This increase applies both to non-immigrant visas issued on machine-readable foils in passports and to border crossing cards issued to certain applicants in Mexico.
DOS explains that the fee increase will allow the government to recover the costs of security and other enhancements to the non-immigrant visa application process.
The Department is required by law to attempt to recover the cost of processing non-immigrant visas through the collection of the Machine-Readable Visa application fee.
Because of new security-related costs, new information technology systems, and inflation, the $100 Machine-Readable Visa fee is lower than the actual cost of processing non-immigrant visas.
DOS said that a review in 2004 revealed that the $100 fee is lower than the cost of processing non-immigrant visas and the Department has been absorbing the additional cost.
Part of these cost increases are attributed to the new 10-fingerprint collection system. These fingerprints must be reviewed by the FBI and the cost for doing so is charged to DOS.
The application fee has increased twice since September 11, 2001, the last time in 2002.
Consular immigrant and nonimmigrant visa fees will increase in January 2008, according to the American Immigration Lawyers Association (AILA).
AILA learned that as early as this week the Department of State (DOS) will publish the fee increases in the Federal Register with an effective date of Jan. 1, 2008. Nonimmigrant visa fees reportedly will rise from $100 to $131 and immigrant visa fees will go up by $20.

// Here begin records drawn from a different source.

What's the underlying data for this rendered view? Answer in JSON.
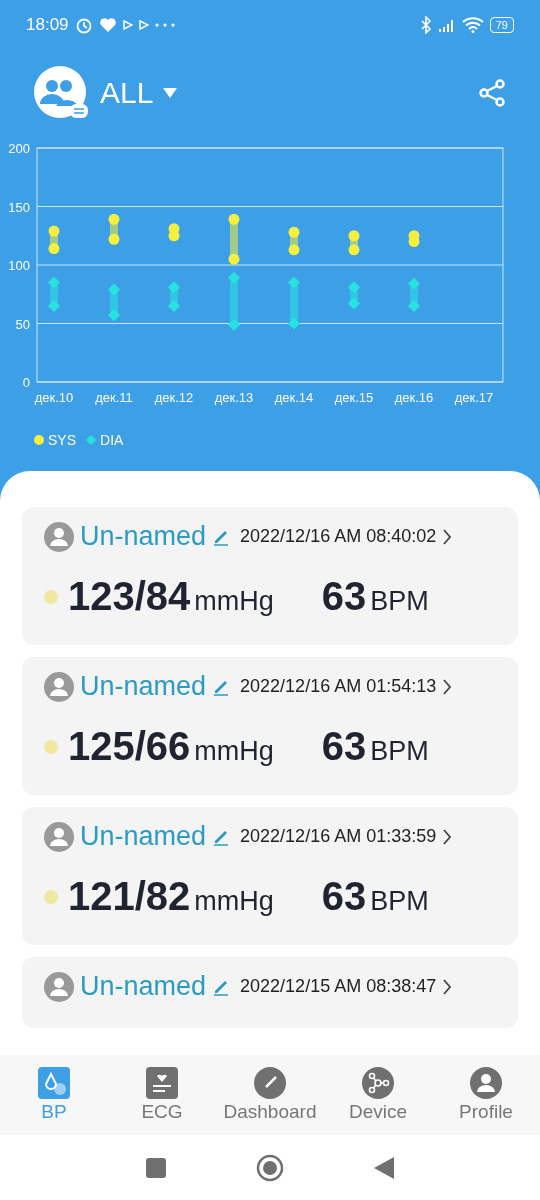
{
  "status_bar": {
    "time": "18:09",
    "battery": "79"
  },
  "header": {
    "group": "ALL"
  },
  "chart": {
    "chart_data": {
      "type": "scatter",
      "categories": [
        "дек.10",
        "дек.11",
        "дек.12",
        "дек.13",
        "дек.14",
        "дек.15",
        "дек.16",
        "дек.17"
      ],
      "ylim": [
        0,
        200
      ],
      "yticks": [
        0,
        50,
        100,
        150,
        200
      ],
      "grid": true,
      "series": [
        {
          "name": "SYS",
          "color": "#f5ef3e",
          "values": [
            129,
            139,
            131,
            139,
            128,
            125,
            125,
            null
          ]
        },
        {
          "color": "#f5ef3e",
          "values": [
            114,
            122,
            125,
            105,
            113,
            113,
            120,
            null
          ]
        },
        {
          "name": "DIA",
          "color": "#26e3e0",
          "values": [
            85,
            79,
            81,
            89,
            85,
            81,
            84,
            null
          ]
        },
        {
          "color": "#26e3e0",
          "values": [
            65,
            57,
            65,
            49,
            50,
            67,
            65,
            null
          ]
        }
      ]
    }
  },
  "records": [
    {
      "name": "Un-named",
      "time": "2022/12/16 AM 08:40:02",
      "reading": "123/84",
      "unit": "mmHg",
      "pulse": "63",
      "pulse_unit": "BPM"
    },
    {
      "name": "Un-named",
      "time": "2022/12/16 AM 01:54:13",
      "reading": "125/66",
      "unit": "mmHg",
      "pulse": "63",
      "pulse_unit": "BPM"
    },
    {
      "name": "Un-named",
      "time": "2022/12/16 AM 01:33:59",
      "reading": "121/82",
      "unit": "mmHg",
      "pulse": "63",
      "pulse_unit": "BPM"
    },
    {
      "name": "Un-named",
      "time": "2022/12/15 AM 08:38:47"
    }
  ],
  "nav": [
    {
      "label": "BP",
      "selected": true
    },
    {
      "label": "ECG",
      "selected": false
    },
    {
      "label": "Dashboard",
      "selected": false
    },
    {
      "label": "Device",
      "selected": false
    },
    {
      "label": "Profile",
      "selected": false
    }
  ]
}
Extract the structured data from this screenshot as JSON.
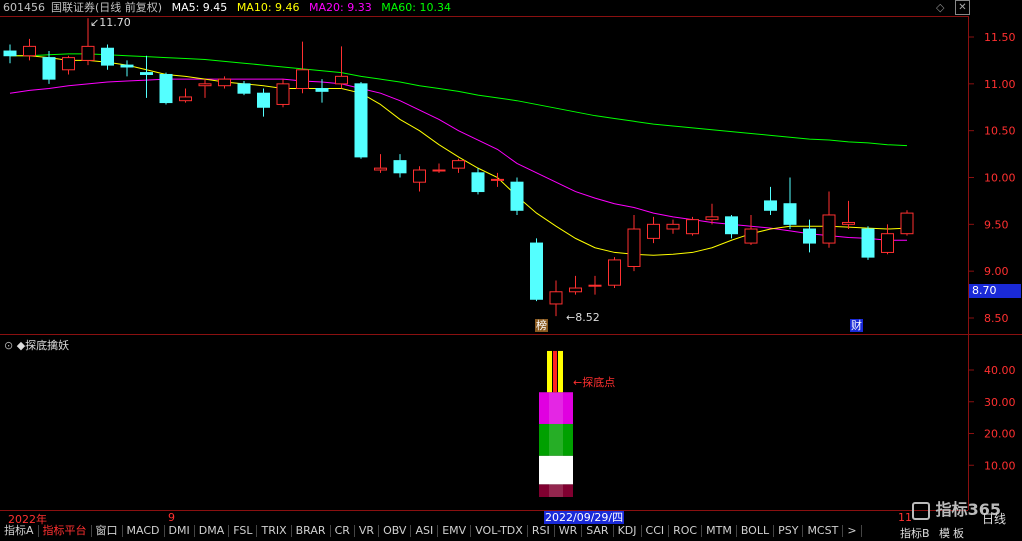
{
  "header": {
    "symbol": "601456",
    "name": "国联证券(日线 前复权)",
    "ma5_label": "MA5: 9.45",
    "ma10_label": "MA10: 9.46",
    "ma20_label": "MA20: 9.33",
    "ma60_label": "MA60: 10.34"
  },
  "colors": {
    "up": "#ff3030",
    "down": "#54ffff",
    "ma5": "#ffffff",
    "ma10": "#ffff00",
    "ma20": "#ff00ff",
    "ma60": "#00ff00",
    "axis": "#8a1010"
  },
  "price_axis": {
    "ticks": [
      "11.50",
      "11.00",
      "10.50",
      "10.00",
      "9.50",
      "9.00",
      "8.50"
    ],
    "current_price": "8.70"
  },
  "annotations": {
    "high": "11.70",
    "low": "8.52",
    "marker_bang": "榜",
    "marker_cai": "财"
  },
  "indicator": {
    "title": "◆探底擒妖",
    "signal_label": "探底点",
    "ticks": [
      "40.00",
      "30.00",
      "20.00",
      "10.00"
    ]
  },
  "time_axis": {
    "year": "2022年",
    "month": "9",
    "cursor_date": "2022/09/29/四",
    "right": "11"
  },
  "tabs": [
    "指标A",
    "指标平台",
    "窗口",
    "MACD",
    "DMI",
    "DMA",
    "FSL",
    "TRIX",
    "BRAR",
    "CR",
    "VR",
    "OBV",
    "ASI",
    "EMV",
    "VOL-TDX",
    "RSI",
    "WR",
    "SAR",
    "KDJ",
    "CCI",
    "ROC",
    "MTM",
    "BOLL",
    "PSY",
    "MCST",
    ">"
  ],
  "side_buttons": {
    "indicator_b": "指标B",
    "template": "模",
    "board": "板",
    "period": "日线"
  },
  "brand": "指标365",
  "chart_data": {
    "type": "candlestick",
    "candles": [
      {
        "o": 11.35,
        "c": 11.3,
        "h": 11.42,
        "l": 11.22
      },
      {
        "o": 11.3,
        "c": 11.4,
        "h": 11.48,
        "l": 11.25
      },
      {
        "o": 11.28,
        "c": 11.05,
        "h": 11.35,
        "l": 11.0
      },
      {
        "o": 11.15,
        "c": 11.28,
        "h": 11.3,
        "l": 11.1
      },
      {
        "o": 11.25,
        "c": 11.4,
        "h": 11.7,
        "l": 11.2
      },
      {
        "o": 11.38,
        "c": 11.2,
        "h": 11.42,
        "l": 11.15
      },
      {
        "o": 11.2,
        "c": 11.18,
        "h": 11.25,
        "l": 11.08
      },
      {
        "o": 11.12,
        "c": 11.1,
        "h": 11.3,
        "l": 10.85
      },
      {
        "o": 11.1,
        "c": 10.8,
        "h": 11.12,
        "l": 10.78
      },
      {
        "o": 10.82,
        "c": 10.86,
        "h": 10.95,
        "l": 10.8
      },
      {
        "o": 10.98,
        "c": 11.0,
        "h": 11.05,
        "l": 10.85
      },
      {
        "o": 10.98,
        "c": 11.05,
        "h": 11.08,
        "l": 10.95
      },
      {
        "o": 11.0,
        "c": 10.9,
        "h": 11.03,
        "l": 10.88
      },
      {
        "o": 10.9,
        "c": 10.75,
        "h": 10.95,
        "l": 10.65
      },
      {
        "o": 10.78,
        "c": 11.0,
        "h": 11.05,
        "l": 10.75
      },
      {
        "o": 10.95,
        "c": 11.15,
        "h": 11.45,
        "l": 10.9
      },
      {
        "o": 10.95,
        "c": 10.92,
        "h": 11.05,
        "l": 10.8
      },
      {
        "o": 11.0,
        "c": 11.08,
        "h": 11.4,
        "l": 10.95
      },
      {
        "o": 11.0,
        "c": 10.22,
        "h": 11.02,
        "l": 10.2
      },
      {
        "o": 10.08,
        "c": 10.1,
        "h": 10.25,
        "l": 10.05
      },
      {
        "o": 10.18,
        "c": 10.05,
        "h": 10.25,
        "l": 10.0
      },
      {
        "o": 9.95,
        "c": 10.08,
        "h": 10.12,
        "l": 9.85
      },
      {
        "o": 10.08,
        "c": 10.08,
        "h": 10.15,
        "l": 10.05
      },
      {
        "o": 10.1,
        "c": 10.18,
        "h": 10.2,
        "l": 10.05
      },
      {
        "o": 10.05,
        "c": 9.85,
        "h": 10.1,
        "l": 9.82
      },
      {
        "o": 9.98,
        "c": 9.98,
        "h": 10.05,
        "l": 9.9
      },
      {
        "o": 9.95,
        "c": 9.65,
        "h": 10.0,
        "l": 9.6
      },
      {
        "o": 9.3,
        "c": 8.7,
        "h": 9.35,
        "l": 8.68
      },
      {
        "o": 8.65,
        "c": 8.78,
        "h": 8.9,
        "l": 8.52
      },
      {
        "o": 8.78,
        "c": 8.82,
        "h": 8.95,
        "l": 8.75
      },
      {
        "o": 8.85,
        "c": 8.85,
        "h": 8.95,
        "l": 8.75
      },
      {
        "o": 8.85,
        "c": 9.12,
        "h": 9.15,
        "l": 8.82
      },
      {
        "o": 9.05,
        "c": 9.45,
        "h": 9.6,
        "l": 9.0
      },
      {
        "o": 9.35,
        "c": 9.5,
        "h": 9.58,
        "l": 9.3
      },
      {
        "o": 9.45,
        "c": 9.5,
        "h": 9.55,
        "l": 9.4
      },
      {
        "o": 9.4,
        "c": 9.55,
        "h": 9.58,
        "l": 9.38
      },
      {
        "o": 9.55,
        "c": 9.58,
        "h": 9.72,
        "l": 9.5
      },
      {
        "o": 9.58,
        "c": 9.4,
        "h": 9.6,
        "l": 9.35
      },
      {
        "o": 9.3,
        "c": 9.45,
        "h": 9.6,
        "l": 9.28
      },
      {
        "o": 9.75,
        "c": 9.65,
        "h": 9.9,
        "l": 9.6
      },
      {
        "o": 9.72,
        "c": 9.5,
        "h": 10.0,
        "l": 9.45
      },
      {
        "o": 9.45,
        "c": 9.3,
        "h": 9.55,
        "l": 9.2
      },
      {
        "o": 9.3,
        "c": 9.6,
        "h": 9.85,
        "l": 9.25
      },
      {
        "o": 9.5,
        "c": 9.52,
        "h": 9.75,
        "l": 9.45
      },
      {
        "o": 9.45,
        "c": 9.15,
        "h": 9.48,
        "l": 9.12
      },
      {
        "o": 9.2,
        "c": 9.4,
        "h": 9.5,
        "l": 9.18
      },
      {
        "o": 9.4,
        "c": 9.62,
        "h": 9.65,
        "l": 9.38
      }
    ],
    "ma5": [
      11.35,
      11.33,
      11.3,
      11.28,
      11.3,
      11.25,
      11.2,
      11.15,
      11.05,
      10.98,
      10.95,
      10.92,
      10.92,
      10.93,
      10.95,
      10.95,
      10.95,
      10.98,
      10.85,
      10.6,
      10.35,
      10.2,
      10.1,
      10.08,
      10.02,
      9.95,
      9.7,
      9.4,
      9.15,
      8.95,
      8.9,
      8.98,
      9.05,
      9.15,
      9.25,
      9.35,
      9.45,
      9.5,
      9.48,
      9.45,
      9.42,
      9.38,
      9.4,
      9.42,
      9.4,
      9.4,
      9.45
    ],
    "ma10": [
      11.3,
      11.3,
      11.28,
      11.25,
      11.25,
      11.23,
      11.2,
      11.15,
      11.1,
      11.08,
      11.05,
      11.02,
      11.0,
      10.98,
      10.95,
      10.95,
      10.95,
      10.95,
      10.9,
      10.78,
      10.62,
      10.5,
      10.35,
      10.22,
      10.1,
      10.0,
      9.8,
      9.62,
      9.48,
      9.35,
      9.25,
      9.2,
      9.18,
      9.17,
      9.18,
      9.2,
      9.25,
      9.33,
      9.4,
      9.45,
      9.48,
      9.48,
      9.48,
      9.47,
      9.46,
      9.45,
      9.46
    ],
    "ma20": [
      10.9,
      10.93,
      10.95,
      10.98,
      11.0,
      11.02,
      11.03,
      11.04,
      11.05,
      11.05,
      11.05,
      11.05,
      11.05,
      11.05,
      11.05,
      11.03,
      11.02,
      11.0,
      10.95,
      10.9,
      10.82,
      10.72,
      10.62,
      10.5,
      10.4,
      10.3,
      10.15,
      10.05,
      9.95,
      9.85,
      9.78,
      9.72,
      9.68,
      9.62,
      9.58,
      9.55,
      9.52,
      9.5,
      9.48,
      9.46,
      9.43,
      9.4,
      9.38,
      9.36,
      9.35,
      9.33,
      9.33
    ],
    "ma60": [
      11.3,
      11.3,
      11.31,
      11.32,
      11.32,
      11.31,
      11.3,
      11.29,
      11.28,
      11.27,
      11.26,
      11.24,
      11.22,
      11.2,
      11.18,
      11.16,
      11.14,
      11.12,
      11.08,
      11.05,
      11.02,
      10.98,
      10.95,
      10.92,
      10.88,
      10.85,
      10.82,
      10.78,
      10.74,
      10.7,
      10.66,
      10.63,
      10.6,
      10.57,
      10.55,
      10.53,
      10.51,
      10.49,
      10.47,
      10.45,
      10.43,
      10.41,
      10.4,
      10.38,
      10.37,
      10.35,
      10.34
    ]
  }
}
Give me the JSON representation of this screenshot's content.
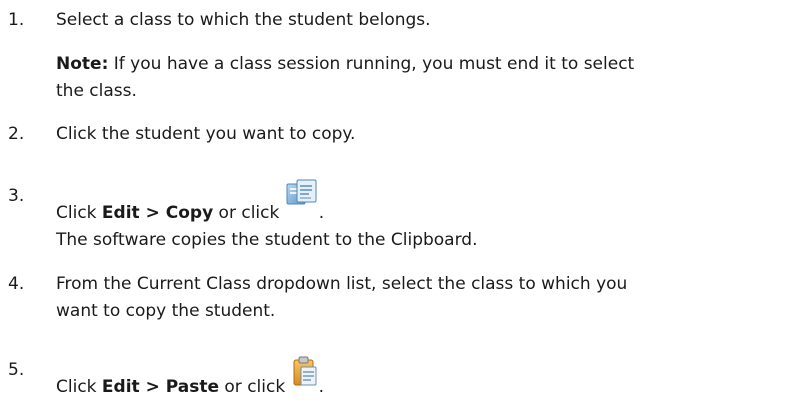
{
  "steps": [
    {
      "number": "1.",
      "text": "Select a class to which the student belongs."
    },
    {
      "number": "2.",
      "text": "Click the student you want to copy."
    },
    {
      "number": "3.",
      "prefix": "Click ",
      "menu": "Edit > Copy",
      "middle": " or click ",
      "icon": "copy-icon",
      "suffix": ".",
      "result": "The software copies the student to the Clipboard."
    },
    {
      "number": "4.",
      "line1": "From the Current Class dropdown list, select the class to which you",
      "line2": "want to copy the student."
    },
    {
      "number": "5.",
      "prefix": "Click ",
      "menu": "Edit > Paste",
      "middle": " or click ",
      "icon": "paste-icon",
      "suffix": "."
    }
  ],
  "note": {
    "label": "Note:",
    "line1": " If you have a class session running, you must end it to select",
    "line2": "the class."
  },
  "colors": {
    "text": "#1a1a1a",
    "copy_icon_blue": "#6fa8dc",
    "paste_icon_orange": "#e8a23a"
  }
}
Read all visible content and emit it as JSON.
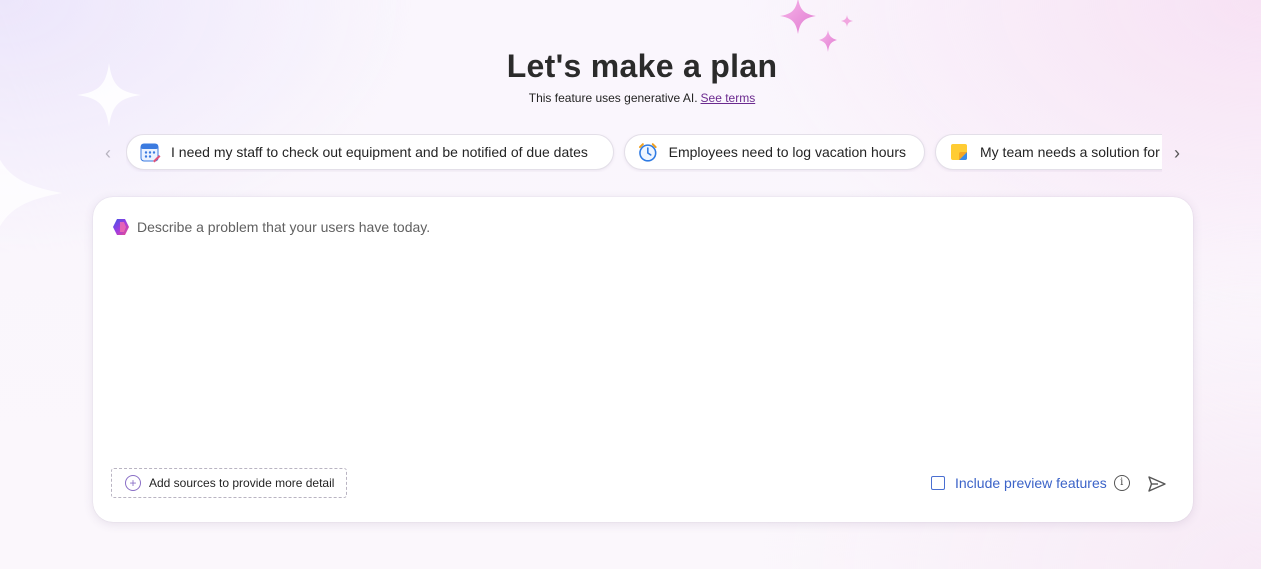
{
  "header": {
    "title": "Let's make a plan",
    "subtitle": "This feature uses generative AI.",
    "terms_link": "See terms"
  },
  "suggestions": {
    "items": [
      {
        "label": "I need my staff to check out equipment and be notified of due dates",
        "icon": "calendar-icon"
      },
      {
        "label": "Employees need to log vacation hours",
        "icon": "alarm-clock-icon"
      },
      {
        "label": "My team needs a solution for",
        "icon": "sticky-note-icon"
      }
    ],
    "prev_icon": "chevron-left-icon",
    "next_icon": "chevron-right-icon"
  },
  "composer": {
    "placeholder": "Describe a problem that your users have today.",
    "add_sources_label": "Add sources to provide more detail",
    "include_preview_label": "Include preview features",
    "include_preview_checked": false
  },
  "colors": {
    "link": "#6b2a8f",
    "accent_blue": "#3b63c8",
    "sparkle_pink": "#e98ad3"
  }
}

Some pre-paid visa fees may be grandfathered, but the details will not be known until they appear in the Federal Register notice.
AILA says the increase and its suddenness result from the FBI’s success in obtaining approval from the Office of Management and Budget (OMB) to charge DOS almost $20 per fingerprint for records clearance. Other justifications for the $31 nonimmigrant visa fee increase include the costs of systems that have already been in place.